Morgan Three-Wheelers are among the most beloved British cars in the world. It’s rare to meet someone who doesn’t love them or at the very least want to drive one, and the Morgan Motor Company brought a new version of the model back into production in 2012 due to popular demand.
The Morgan Three-Wheeler
The Morgan Motor Company was founded in 1910 by Henry Frederick Stanley Morgan specifically to build three-wheeled cars, officially classed as “cycle cars” in the United Kingdom. As Morgan’s cars had three wheels they were in the same class as motorcycles, because of this they were in a lower tax bracket and were cheaper to insure, making them very attractive compared to similarly capable automobiles of the era.
HFS Morgan’s three-wheelers were known for being well-designed and well-built, they proved remarkably capable in racing with a Gold Medal in the 1911 London-Exeter-London Reliability Trial – HFS Morgan himself was driving. This was followed by dominant victory in the first ever cyclecar race at the famous banked Brooklands circuit in 1912, with Harry Martin winning the race over three minutes ahead of the second place finisher.

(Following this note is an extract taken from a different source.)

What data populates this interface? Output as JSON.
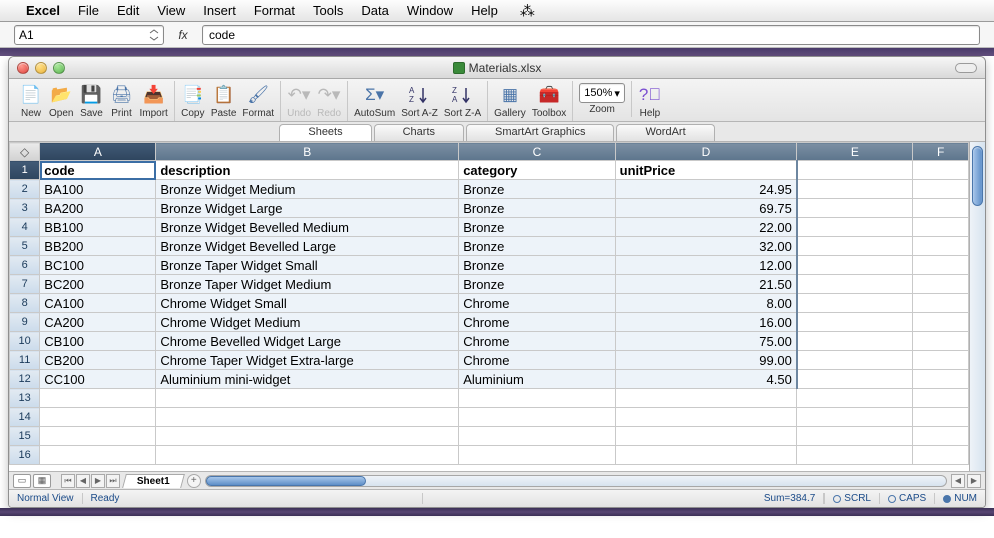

Early Morgan three-wheelers were typically fitted with a front-mounted, air-cooled V-twin motorcycle engine powering the single rear wheel via a two or three speed transmission and a chain final drive. Different models could seat one, two, or four people, and cars could be ordered with a folding roof for wet weather driving.
The Morgan F4 was introduced in 1933 at the Olympia Motor Cycle Show, it was a comprehensively improved three-wheeler with a brand new pressed steel chassis, a four seat body, and a more powerful inline-4 cylinder, liquid-cooled Ford side valve engine from the Model Y.
The engine was offered in two versions, there was a 933cc engine in the F4 and a more powerful 1172cc engine in the F Super. The F4 and F Super can be told apart by the cycle-type wings and louvred bonnet tops on the F Super, denoting it as the slightly quicker model.
Morgan would keep its popular three-wheelers in production up until 1952 when it switched over to the cars its now most famous for, four-wheeled classic British roadsters that are each built by hand and tailored to each customer like a Saville Row suit.
The 1947 Morgan F4 Roadster Shown Here
The 1947 Morgan F4 Roadster is a bit of a mystery car, it’s being offered for sale out of a deceased person’s estate and as such, not a lot of information about it is available. The only documentation is an old-style V5 and an old-style continuation logbook.
The continuation logbook shows that the former owner acquired it in 1964 and lists it as an F4, but it’s fitted with an F4 Super engine and it has the louvred engine cover of an F4 Super as well. This could mean that it is an F4 Super and the person filling in the continuation logbook simply missed the word “Super” when writing it down, or it could mean it’s an F4 that was upgraded at some point in its long history.
With an estimated hammer price of between £5,000 to £7,000 this Morgan project car is one of the cheapest three-wheelers you’re likely to find anywhere. It obviously needs a lot of work to get it back on the road but all the important parts are there, it’s a rolling vehicle with its engine and gearbox installed, and it includes the full body, the radiator, wings, and the hood covers.
If you’d like to read more about this Morgan or register to bid on it you can click here to view the listing on Bonhams.
Images courtesy of Bonhams
Ben has had his work featured on CNN, Popular Mechanics, Smithsonian Magazine, Road & Track Magazine, the official Pinterest blog, the official eBay Motors blog, BuzzFeed, and many more.
Silodrome was founded by Ben back in 2010, in the years since the site has grown to become a world leader in the alternative and vintage motoring sector, with millions of readers around the world and many hundreds of thousands of followers on social media.
This article and its contents are protected by copyright, and may only be republished with a credit and link back to Silodrome.com - ©2021